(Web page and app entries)

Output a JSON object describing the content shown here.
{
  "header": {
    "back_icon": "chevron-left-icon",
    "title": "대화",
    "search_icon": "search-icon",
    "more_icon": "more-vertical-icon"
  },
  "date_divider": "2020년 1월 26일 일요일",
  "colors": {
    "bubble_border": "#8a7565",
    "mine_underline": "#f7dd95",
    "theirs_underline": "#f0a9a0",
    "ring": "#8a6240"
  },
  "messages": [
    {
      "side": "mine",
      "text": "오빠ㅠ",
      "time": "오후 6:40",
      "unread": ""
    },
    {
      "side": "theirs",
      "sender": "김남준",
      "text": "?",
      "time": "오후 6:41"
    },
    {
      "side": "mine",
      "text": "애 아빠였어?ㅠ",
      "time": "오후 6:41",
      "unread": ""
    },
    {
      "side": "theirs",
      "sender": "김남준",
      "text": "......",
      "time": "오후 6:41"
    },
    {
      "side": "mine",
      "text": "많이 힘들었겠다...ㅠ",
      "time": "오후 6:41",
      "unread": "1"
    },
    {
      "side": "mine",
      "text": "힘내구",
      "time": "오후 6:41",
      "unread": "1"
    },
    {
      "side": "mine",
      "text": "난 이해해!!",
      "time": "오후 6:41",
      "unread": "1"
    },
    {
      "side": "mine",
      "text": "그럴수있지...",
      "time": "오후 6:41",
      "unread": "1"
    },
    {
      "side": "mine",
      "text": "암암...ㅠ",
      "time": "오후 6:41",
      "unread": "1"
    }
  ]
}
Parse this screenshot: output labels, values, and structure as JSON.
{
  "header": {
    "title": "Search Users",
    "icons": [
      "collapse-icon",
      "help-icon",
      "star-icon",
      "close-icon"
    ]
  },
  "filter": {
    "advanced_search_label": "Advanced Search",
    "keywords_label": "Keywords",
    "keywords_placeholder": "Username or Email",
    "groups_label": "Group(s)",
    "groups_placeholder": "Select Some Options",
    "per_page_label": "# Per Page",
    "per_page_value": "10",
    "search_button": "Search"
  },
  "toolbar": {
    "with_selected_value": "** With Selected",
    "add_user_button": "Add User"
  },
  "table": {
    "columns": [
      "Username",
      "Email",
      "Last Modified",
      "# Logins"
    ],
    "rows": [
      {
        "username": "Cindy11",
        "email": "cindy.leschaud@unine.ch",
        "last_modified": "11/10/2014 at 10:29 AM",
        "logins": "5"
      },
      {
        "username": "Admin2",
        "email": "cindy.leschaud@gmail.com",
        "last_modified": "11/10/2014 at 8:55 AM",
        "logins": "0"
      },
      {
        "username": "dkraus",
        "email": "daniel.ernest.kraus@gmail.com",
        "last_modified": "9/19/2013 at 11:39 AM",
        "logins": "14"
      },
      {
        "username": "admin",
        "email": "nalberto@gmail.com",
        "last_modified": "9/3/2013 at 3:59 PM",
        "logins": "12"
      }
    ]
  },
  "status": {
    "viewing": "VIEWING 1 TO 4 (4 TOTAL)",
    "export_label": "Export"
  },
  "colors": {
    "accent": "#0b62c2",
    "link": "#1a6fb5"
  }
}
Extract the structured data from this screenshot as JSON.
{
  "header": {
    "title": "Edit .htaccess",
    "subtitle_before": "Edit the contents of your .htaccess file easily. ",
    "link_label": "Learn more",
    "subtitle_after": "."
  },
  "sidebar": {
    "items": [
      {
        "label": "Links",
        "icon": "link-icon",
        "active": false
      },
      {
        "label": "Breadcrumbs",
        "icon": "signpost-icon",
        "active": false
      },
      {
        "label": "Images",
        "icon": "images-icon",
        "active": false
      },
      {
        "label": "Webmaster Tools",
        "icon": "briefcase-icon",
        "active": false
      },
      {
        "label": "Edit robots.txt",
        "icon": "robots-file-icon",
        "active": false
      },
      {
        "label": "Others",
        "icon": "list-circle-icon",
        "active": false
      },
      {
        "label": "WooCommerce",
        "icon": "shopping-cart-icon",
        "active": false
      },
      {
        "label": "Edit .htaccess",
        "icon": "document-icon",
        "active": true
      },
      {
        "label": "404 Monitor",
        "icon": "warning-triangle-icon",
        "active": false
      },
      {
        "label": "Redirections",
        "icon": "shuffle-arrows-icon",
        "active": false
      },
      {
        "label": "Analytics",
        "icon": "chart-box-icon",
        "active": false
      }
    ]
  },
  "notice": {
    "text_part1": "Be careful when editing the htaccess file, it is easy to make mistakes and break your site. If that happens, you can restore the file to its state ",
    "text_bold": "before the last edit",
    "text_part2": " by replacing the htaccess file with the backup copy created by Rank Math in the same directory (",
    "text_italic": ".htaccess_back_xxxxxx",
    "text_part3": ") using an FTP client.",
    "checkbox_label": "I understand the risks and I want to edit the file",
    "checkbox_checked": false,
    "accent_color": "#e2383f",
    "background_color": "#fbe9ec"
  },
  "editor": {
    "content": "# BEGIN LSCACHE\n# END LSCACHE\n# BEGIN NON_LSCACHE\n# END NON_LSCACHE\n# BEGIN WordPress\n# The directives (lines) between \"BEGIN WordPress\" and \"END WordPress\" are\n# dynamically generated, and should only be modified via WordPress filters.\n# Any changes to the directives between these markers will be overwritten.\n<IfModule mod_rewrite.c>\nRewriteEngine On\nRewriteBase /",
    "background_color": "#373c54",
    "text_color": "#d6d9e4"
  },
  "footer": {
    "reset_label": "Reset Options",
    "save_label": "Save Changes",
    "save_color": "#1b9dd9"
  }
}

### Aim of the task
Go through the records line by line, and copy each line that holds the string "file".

### Written response
    "subtitle_before": "Edit the contents of your .htaccess file easily. ",
        "icon": "robots-file-icon",
    "text_part1": "Be careful when editing the htaccess file, it is easy to make mistakes and break your site. If that happens, you can restore the file to its state ",
    "text_part2": " by replacing the htaccess file with the backup copy created by Rank Math in the same directory (",
    "checkbox_label": "I understand the risks and I want to edit the file",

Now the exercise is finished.